This helps me be more present with my family and get the much needed boost of mental and emotional energy I need to be my best self at work the next day.
8. Develop ‘slight edge’ routines for your day
Based on the book, The Slight Edge, by Jeff Olson, these are small consistent actions that might not seem significant in the short term, but over the long term can have a big impact on getting the right work done.
Some slight edge routines that work well for me include:
- Doing 15 push ups while my Keurig coffeemaker brews my first cup of coffee
- Blocking out two hours each Monday morning for writing and creative work
- Texting my oldest daughter each day when I first pick up my smartphone or tablet

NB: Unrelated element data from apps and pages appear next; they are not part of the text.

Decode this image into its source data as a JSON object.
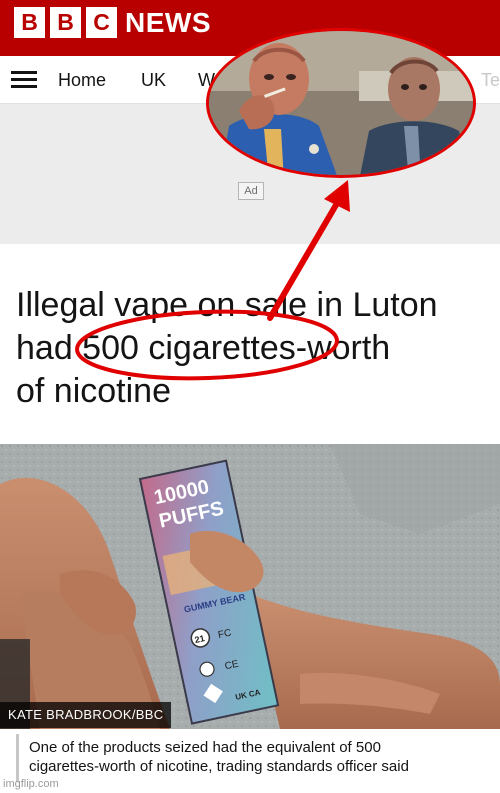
{
  "brand": {
    "blocks": [
      "B",
      "B",
      "C"
    ],
    "word": "NEWS",
    "bar_color": "#b80000"
  },
  "nav": {
    "menu_icon": "hamburger-menu-icon",
    "items": [
      "Home",
      "UK",
      "W"
    ],
    "faded_item": "Te"
  },
  "ad": {
    "label": "Ad"
  },
  "article": {
    "headline_line1": "Illegal vape on sale in Luton",
    "headline_line2": "had 500 cigarettes-worth",
    "headline_line3": "of nicotine",
    "photo_credit": "KATE BRADBROOK/BBC",
    "caption_line1": "One of the products seized had the equivalent of 500",
    "caption_line2": "cigarettes-worth of nicotine, trading standards officer said"
  },
  "product": {
    "line1": "10000",
    "line2": "PUFFS",
    "flavour": "GUMMY BEAR",
    "age": "21",
    "marks": [
      "FC",
      "CE",
      "UK CA"
    ]
  },
  "annotation": {
    "color": "#e00000"
  },
  "watermark": "imgflip.com"
}
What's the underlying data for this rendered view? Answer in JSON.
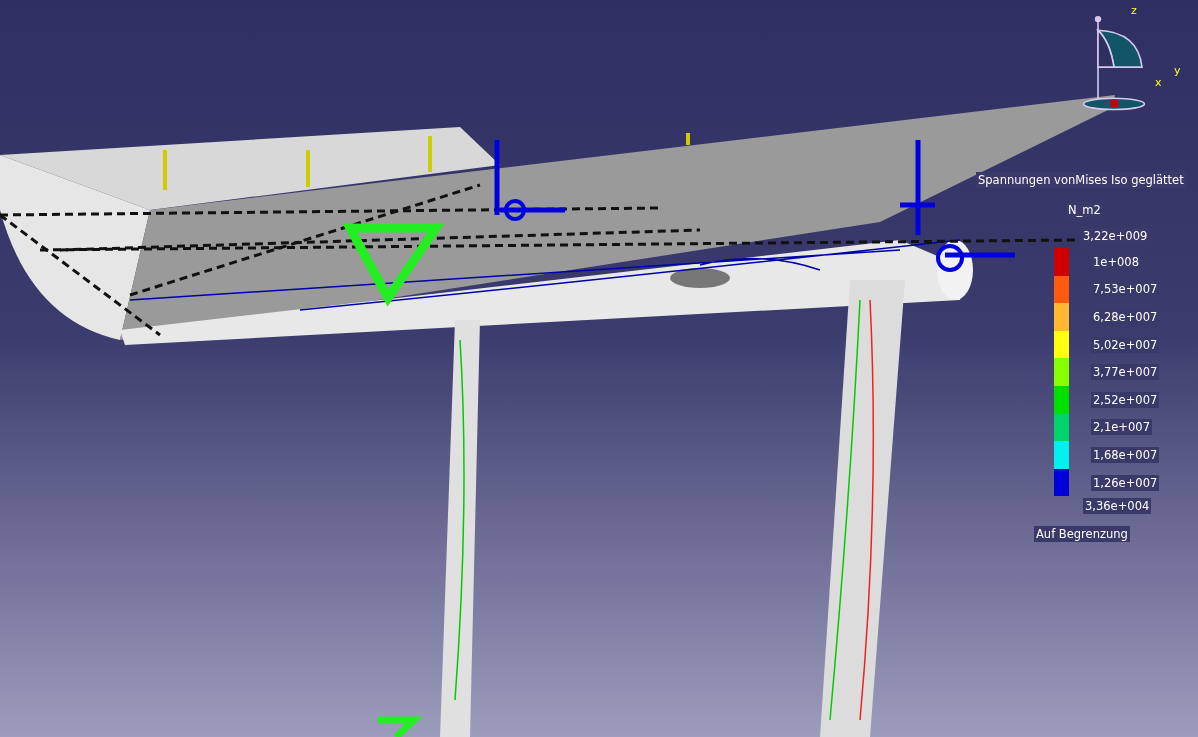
{
  "compass": {
    "axes": [
      "z",
      "y",
      "x"
    ]
  },
  "legend": {
    "title": "Spannungen vonMises Iso geglättet",
    "unit": "N_m2",
    "max": "3,22e+009",
    "bands": [
      {
        "label": "1e+008",
        "color": "#d00000"
      },
      {
        "label": "7,53e+007",
        "color": "#ff5a10"
      },
      {
        "label": "6,28e+007",
        "color": "#ffb830"
      },
      {
        "label": "5,02e+007",
        "color": "#ffff10"
      },
      {
        "label": "3,77e+007",
        "color": "#88ff00"
      },
      {
        "label": "2,52e+007",
        "color": "#00e000"
      },
      {
        "label": "2,1e+007",
        "color": "#00d468"
      },
      {
        "label": "1,68e+007",
        "color": "#00f0f0"
      },
      {
        "label": "1,26e+007",
        "color": "#0000d8"
      }
    ],
    "min": "3,36e+004",
    "footer": "Auf Begrenzung"
  }
}
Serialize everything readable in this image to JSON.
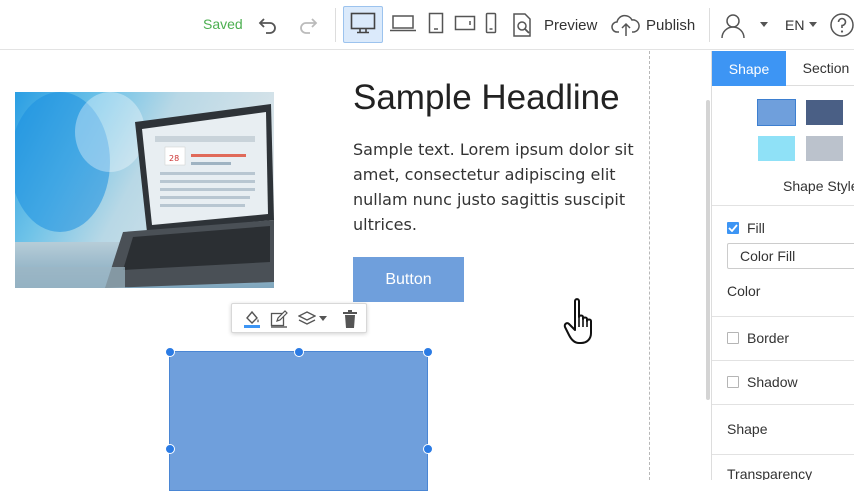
{
  "toolbar": {
    "status": "Saved",
    "preview_label": "Preview",
    "publish_label": "Publish",
    "language": "EN",
    "devices": [
      "desktop-icon",
      "laptop-icon",
      "tablet-portrait-icon",
      "tablet-landscape-icon",
      "mobile-icon"
    ],
    "active_device": "desktop"
  },
  "page": {
    "headline": "Sample Headline",
    "paragraph_lines": [
      "Sample text. Lorem ipsum dolor sit",
      "amet, consectetur adipiscing elit",
      "nullam nunc justo sagittis suscipit",
      "ultrices."
    ],
    "button_label": "Button"
  },
  "floating_toolbar": {
    "icons": [
      "fill-color-icon",
      "edit-icon",
      "layers-icon",
      "delete-icon"
    ]
  },
  "panel": {
    "tabs": [
      "Shape",
      "Section"
    ],
    "active_tab": "Shape",
    "swatches": [
      "#6f9fdc",
      "#4a5f85",
      "#8fe1f7",
      "#bbc2cc"
    ],
    "shape_styles_label": "Shape Style",
    "fill_label": "Fill",
    "fill_checked": true,
    "fill_type": "Color Fill",
    "color_label": "Color",
    "border_label": "Border",
    "border_checked": false,
    "shadow_label": "Shadow",
    "shadow_checked": false,
    "shape_label": "Shape",
    "transparency_label": "Transparency"
  },
  "colors": {
    "accent": "#3d95f4",
    "saved": "#4caf50",
    "shape_fill": "#6f9fdc"
  }
}
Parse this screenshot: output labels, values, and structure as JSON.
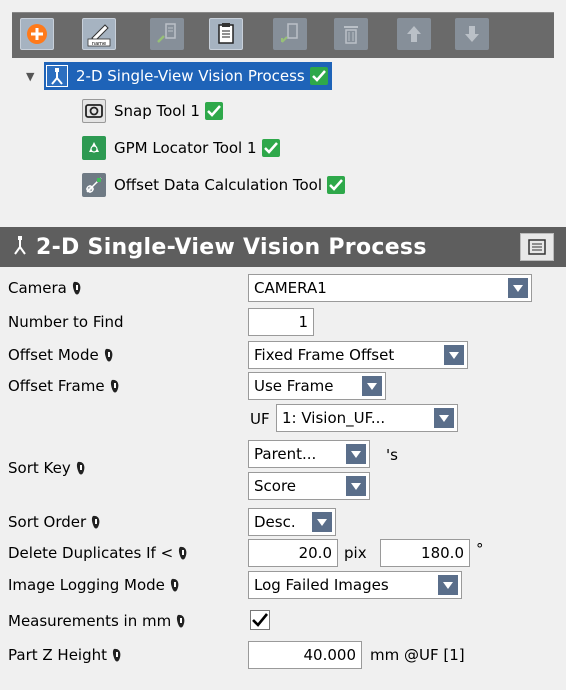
{
  "toolbar": {
    "buttons": [
      {
        "name": "add-icon",
        "enabled": true
      },
      {
        "name": "rename-icon",
        "label": "name",
        "enabled": true
      },
      {
        "name": "cut-icon",
        "enabled": false
      },
      {
        "name": "copy-icon",
        "enabled": true
      },
      {
        "name": "paste-icon",
        "enabled": false
      },
      {
        "name": "delete-icon",
        "enabled": false
      },
      {
        "name": "move-up-icon",
        "enabled": false
      },
      {
        "name": "move-down-icon",
        "enabled": false
      }
    ]
  },
  "tree": {
    "root": {
      "label": "2-D Single-View Vision Process",
      "icon": "vision-process-icon",
      "status": "ok"
    },
    "children": [
      {
        "label": "Snap Tool 1",
        "icon": "camera-icon",
        "status": "ok"
      },
      {
        "label": "GPM Locator Tool 1",
        "icon": "locator-icon",
        "status": "ok"
      },
      {
        "label": "Offset Data Calculation Tool",
        "icon": "offset-calc-icon",
        "status": "ok"
      }
    ]
  },
  "panel": {
    "title": "2-D Single-View Vision Process"
  },
  "form": {
    "camera": {
      "label": "Camera",
      "value": "CAMERA1"
    },
    "number_to_find": {
      "label": "Number to Find",
      "value": "1"
    },
    "offset_mode": {
      "label": "Offset Mode",
      "value": "Fixed Frame Offset"
    },
    "offset_frame": {
      "label": "Offset Frame",
      "value": "Use Frame",
      "uf_prefix": "UF",
      "uf_value": "1: Vision_UF..."
    },
    "sort_key": {
      "label": "Sort Key",
      "value1": "Parent...",
      "suffix": "'s",
      "value2": "Score"
    },
    "sort_order": {
      "label": "Sort Order",
      "value": "Desc."
    },
    "delete_duplicates": {
      "label": "Delete Duplicates If <",
      "pos_value": "20.0",
      "pos_unit": "pix",
      "angle_value": "180.0",
      "angle_unit": "°"
    },
    "image_logging": {
      "label": "Image Logging Mode",
      "value": "Log Failed Images"
    },
    "measurements_mm": {
      "label": "Measurements in mm",
      "checked": true
    },
    "part_z_height": {
      "label": "Part Z Height",
      "value": "40.000",
      "unit": "mm @UF [1]"
    }
  },
  "colors": {
    "accent": "#1e63b8",
    "ok": "#2ea84a",
    "toolbar": "#6a6a6a",
    "header": "#5e5e5e"
  }
}
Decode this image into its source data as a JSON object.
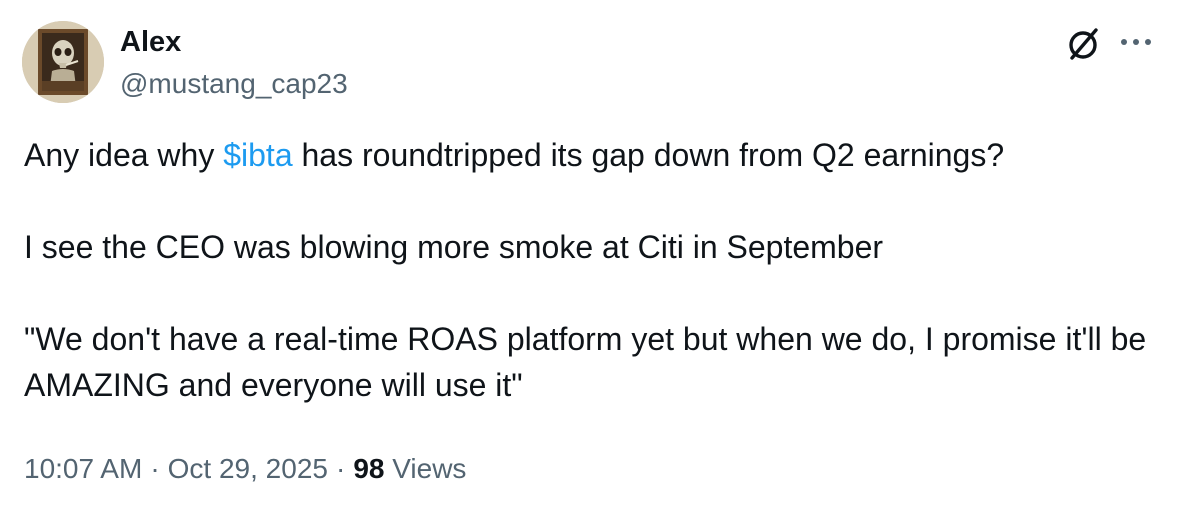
{
  "author": {
    "name": "Alex",
    "handle": "@mustang_cap23",
    "avatar_icon": "skeleton-painting-avatar"
  },
  "actions": {
    "grok_icon": "grok-slash-circle-icon",
    "more_icon": "more-dots-icon"
  },
  "tweet": {
    "line1_prefix": "Any idea why ",
    "cashtag": "$ibta",
    "line1_suffix": " has roundtripped its gap down from Q2 earnings?",
    "line2": "I see the CEO was blowing more smoke at Citi in September",
    "line3": "\"We don't have a real-time ROAS platform yet but when we do, I promise it'll be AMAZING and everyone will use it\""
  },
  "meta": {
    "time": "10:07 AM",
    "separator": "·",
    "date": "Oct 29, 2025",
    "views_count": "98",
    "views_label": "Views"
  },
  "colors": {
    "text": "#0f1419",
    "secondary": "#536471",
    "link": "#1d9bf0"
  }
}
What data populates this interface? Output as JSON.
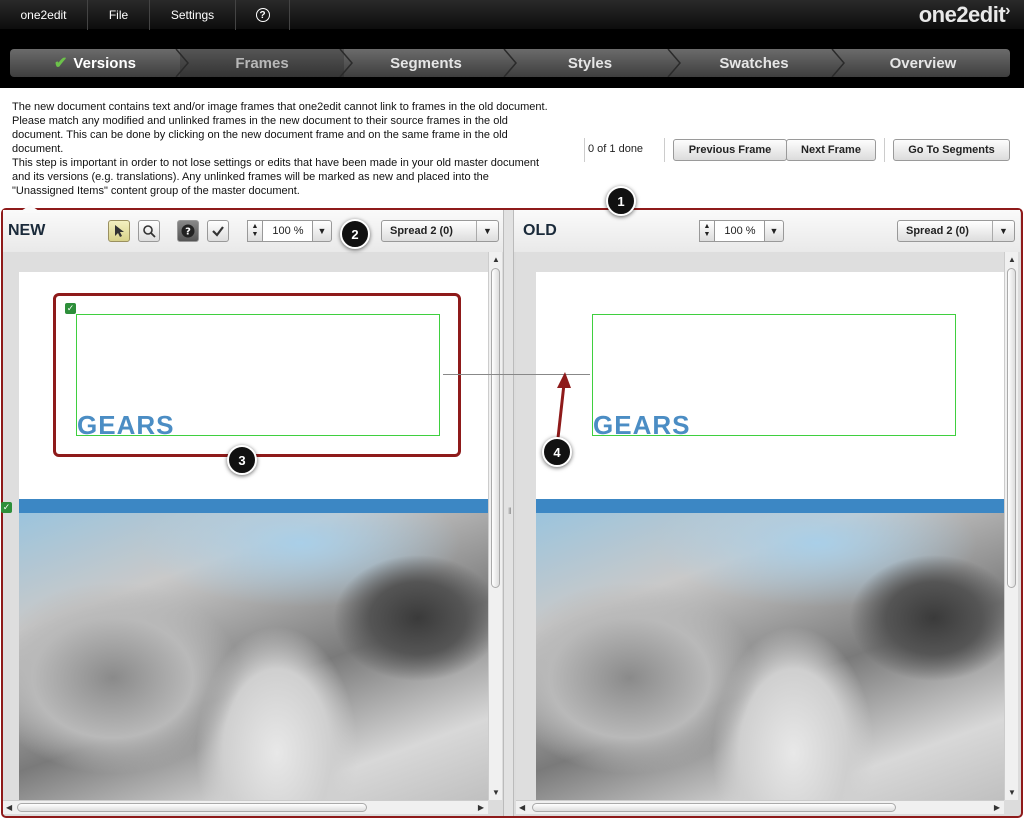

9. Use 3-21-zero to manage your email
I could spend the next three pages sharing thoughts on handling email so I’d definitely include it in The Dad’s Guide To Productivity And Time Saving.
While I don’t always adhere exactly to the 321zero structure, I do find it helpful in reducing time spent on email and increasing my productivity with what actually gets done.
Here’s how it works:
You only check your email three times per day. You spend 21 minutes processing email each time. You get your inbox to zero.
The idea is that when you reduce the number of times you check it, there is less disruption to your day. When you give yourself a time limit (like 21 minutes), you’ll work harder to process the various emails. And getting your inbox to zero (or close to it) means you won’t feel so overwhelmed the next time you check your inbox.
I also use the TRAF method to make sure I am processing my email instead of just skimming through it. The acronym stands for:
Trash — I start by deleting everything that is SPAM or unnecessary.
Refer — If the email really doesn’t need my attention, but does need the attention of someone I work (or live with), I forward it to them.
Act — If it takes 3 minutes or less to handle the request in the email, I do it.
File — I try never to leave an email that has been read in my inbox. I file it where I can find it later. One of my favorite files is ‘Review on Friday.’ I set aside a few minutes on Friday afternoon to review the items I have placed in there all week.
10. Work more from your calendar and less from your task list
I find that moving my task list items to my calendar helps me to better manage my expectations of what I can get done each day. It also forces me to find a place for my highest priorities so they don’t get lost in the busyness of the day.
11. Get them involved with household tasks
Monkey see, monkey do.
My son is full of curiosity and eager to experience it himself. If he sees me hoover the house, he wants to grab the hoover and do it on his own. So I use that as efficiently as I can, by emphasizing on the things I want to get across to him.
I show him how to put on his shoes by putting on my own. I show him how to use the spoon by using mine. I say “please” and “thank you” and ask him the same when he comes asking me for something.
There’s a great quote that appears in all the finest dad’s guides, which says, “Son, be careful where you step.” And the son replies, “Father, you be careful. Remember that I follow your steps.”
12. Pick your battles
If it’s a harmless activity, always weigh up the amount of time it might take in tantrums from not letting your child do something, as opposed to just letting them do it.
The other day we were going out and after I put on my son’s shoes, he grabs another pair and shows me that he wants to wear those instead. I didn’t let him and he broke down into a full-blown time-consuming tantrum and he was in a bad mood the whole walk. It would have taken me 60 seconds to change his shoes and have a fun walk.
Being productive is a way of life. Why not take one of my 30-day self development challenges now to improve your wellbeing, mental health and overall happiness. Or check out my advice for new dads if you’re a dad-to-be.